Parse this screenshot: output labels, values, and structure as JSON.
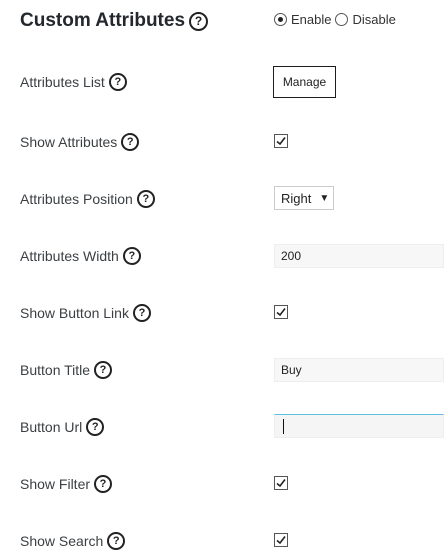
{
  "header": {
    "title": "Custom Attributes",
    "enable_label": "Enable",
    "disable_label": "Disable",
    "selected": "Enable"
  },
  "help_glyph": "?",
  "rows": {
    "attributes_list": {
      "label": "Attributes List",
      "button_label": "Manage"
    },
    "show_attributes": {
      "label": "Show Attributes",
      "checked": true
    },
    "attributes_position": {
      "label": "Attributes Position",
      "value": "Right",
      "arrow": "▼"
    },
    "attributes_width": {
      "label": "Attributes Width",
      "value": "200"
    },
    "show_button_link": {
      "label": "Show Button Link",
      "checked": true
    },
    "button_title": {
      "label": "Button Title",
      "value": "Buy"
    },
    "button_url": {
      "label": "Button Url",
      "value": ""
    },
    "show_filter": {
      "label": "Show Filter",
      "checked": true
    },
    "show_search": {
      "label": "Show Search",
      "checked": true
    }
  }
}
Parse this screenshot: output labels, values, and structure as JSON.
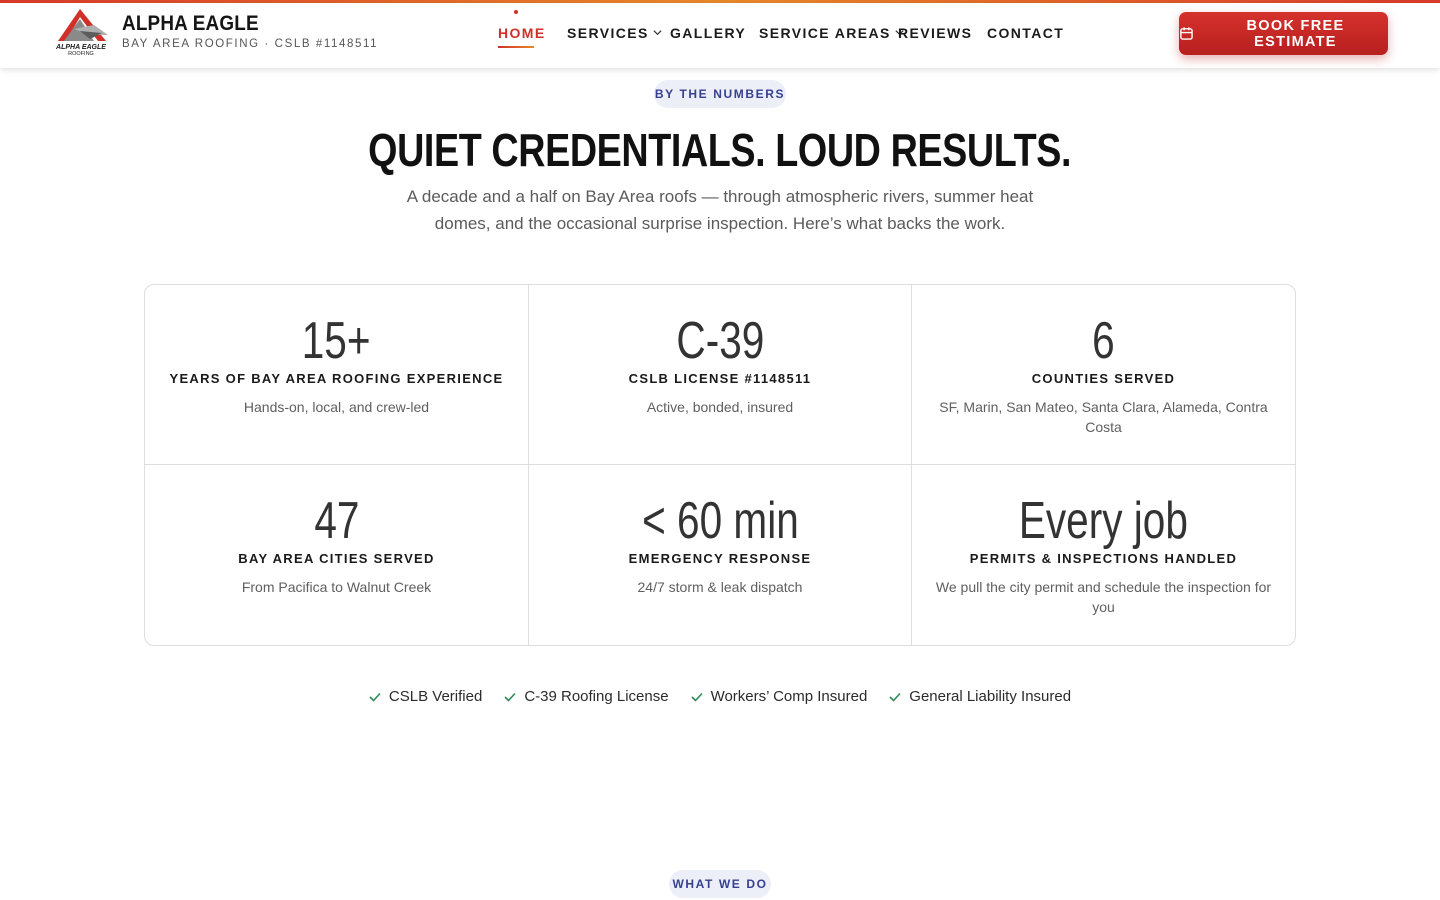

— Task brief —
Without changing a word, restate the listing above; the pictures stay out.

— Answer below —
Parse this screenshot: output labels, values, and structure as JSON.
{
  "header": {
    "title": "Custom Attributes",
    "enable_label": "Enable",
    "disable_label": "Disable",
    "selected": "Enable"
  },
  "help_glyph": "?",
  "rows": {
    "attributes_list": {
      "label": "Attributes List",
      "button_label": "Manage"
    },
    "show_attributes": {
      "label": "Show Attributes",
      "checked": true
    },
    "attributes_position": {
      "label": "Attributes Position",
      "value": "Right",
      "arrow": "▼"
    },
    "attributes_width": {
      "label": "Attributes Width",
      "value": "200"
    },
    "show_button_link": {
      "label": "Show Button Link",
      "checked": true
    },
    "button_title": {
      "label": "Button Title",
      "value": "Buy"
    },
    "button_url": {
      "label": "Button Url",
      "value": ""
    },
    "show_filter": {
      "label": "Show Filter",
      "checked": true
    },
    "show_search": {
      "label": "Show Search",
      "checked": true
    }
  }
}
Parse this screenshot: output labels, values, and structure as JSON.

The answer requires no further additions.